But when they arrived in the Caribbean, customs officers pounced – with washing powder and even teabags apparently ripped open in the fruitless search for drugs. Sharon is now £440 out of pocket – and she wants it back. She said: ‘‘How stupid can you be? Hasn’t anyone told them you don’t smuggle drugs into Jamaica, you smuggle drugs out of Jamaica?” Sharon has already clashed with Swift Connections, the shipping company paid £370 to make the overseas delivery.
It has made a £200 “goodwill” payment, but denies any responsibility. The fault, management stress, lies with Sharon who they claim should have packed items with greater care. And they claim to have endured abuse from her. Director Philip Jackson was moved to send a letter warning: “You have abused several members of staff, telling one she is lucky she was in London or you would ‘deal’ with her.” Sharon spent seven months and £700 filling the drums for 77-year aunt Mavis, something she’s done on several occasion without a hitch.
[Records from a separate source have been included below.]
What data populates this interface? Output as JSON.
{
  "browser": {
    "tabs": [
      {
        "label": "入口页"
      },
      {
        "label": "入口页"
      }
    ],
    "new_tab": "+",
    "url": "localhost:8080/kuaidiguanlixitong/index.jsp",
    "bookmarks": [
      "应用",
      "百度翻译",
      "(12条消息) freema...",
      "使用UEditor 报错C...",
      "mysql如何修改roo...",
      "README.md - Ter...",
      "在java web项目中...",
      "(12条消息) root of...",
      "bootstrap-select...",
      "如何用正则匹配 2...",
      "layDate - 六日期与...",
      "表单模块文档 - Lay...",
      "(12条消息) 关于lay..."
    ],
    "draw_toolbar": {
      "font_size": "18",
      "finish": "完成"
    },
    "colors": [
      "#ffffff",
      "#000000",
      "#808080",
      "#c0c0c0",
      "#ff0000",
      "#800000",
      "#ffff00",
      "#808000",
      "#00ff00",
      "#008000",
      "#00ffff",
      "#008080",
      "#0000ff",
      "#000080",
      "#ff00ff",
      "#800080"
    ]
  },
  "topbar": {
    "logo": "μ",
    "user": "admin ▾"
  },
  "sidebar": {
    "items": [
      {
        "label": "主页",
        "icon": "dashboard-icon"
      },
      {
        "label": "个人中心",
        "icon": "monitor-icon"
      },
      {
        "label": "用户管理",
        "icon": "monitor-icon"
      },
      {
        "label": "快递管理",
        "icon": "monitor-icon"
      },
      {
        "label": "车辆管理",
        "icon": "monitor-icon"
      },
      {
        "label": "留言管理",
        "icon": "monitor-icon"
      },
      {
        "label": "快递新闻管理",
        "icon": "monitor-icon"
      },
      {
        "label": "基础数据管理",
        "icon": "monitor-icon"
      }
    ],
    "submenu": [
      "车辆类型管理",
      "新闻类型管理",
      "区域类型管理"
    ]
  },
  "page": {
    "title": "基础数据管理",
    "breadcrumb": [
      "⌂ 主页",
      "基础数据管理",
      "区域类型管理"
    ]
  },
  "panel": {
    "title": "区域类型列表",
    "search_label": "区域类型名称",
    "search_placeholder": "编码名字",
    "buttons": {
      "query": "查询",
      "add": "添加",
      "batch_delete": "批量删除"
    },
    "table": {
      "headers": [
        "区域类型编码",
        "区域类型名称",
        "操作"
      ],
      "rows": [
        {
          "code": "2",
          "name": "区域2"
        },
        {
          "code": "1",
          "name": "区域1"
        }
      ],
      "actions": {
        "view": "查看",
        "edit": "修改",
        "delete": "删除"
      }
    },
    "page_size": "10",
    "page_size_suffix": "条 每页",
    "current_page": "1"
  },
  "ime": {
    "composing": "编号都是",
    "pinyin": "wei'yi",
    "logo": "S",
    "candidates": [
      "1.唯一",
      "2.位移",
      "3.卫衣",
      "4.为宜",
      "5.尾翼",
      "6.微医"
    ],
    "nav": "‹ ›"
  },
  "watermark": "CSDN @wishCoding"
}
She dubbed authorities “stupid” for mistaking her shopping for a cache of Class A drugs. But she candidly admits firing a broadside at shaken Swift Connection staff in Jamaica. “If you are rude to me, I’ll be rude to you,” she added. “They don’t know the meaning of abuse. At the end of the day, it’s my business. They are my things for my aunt.” Mr Jackson stressed the £200 payment was made “from a goodwill perspective” and was well above the calculated cost of items listed missing on a scrawled note from Sandra. “We just thought, ‘let’s move on, it’s not worth the hassle’.”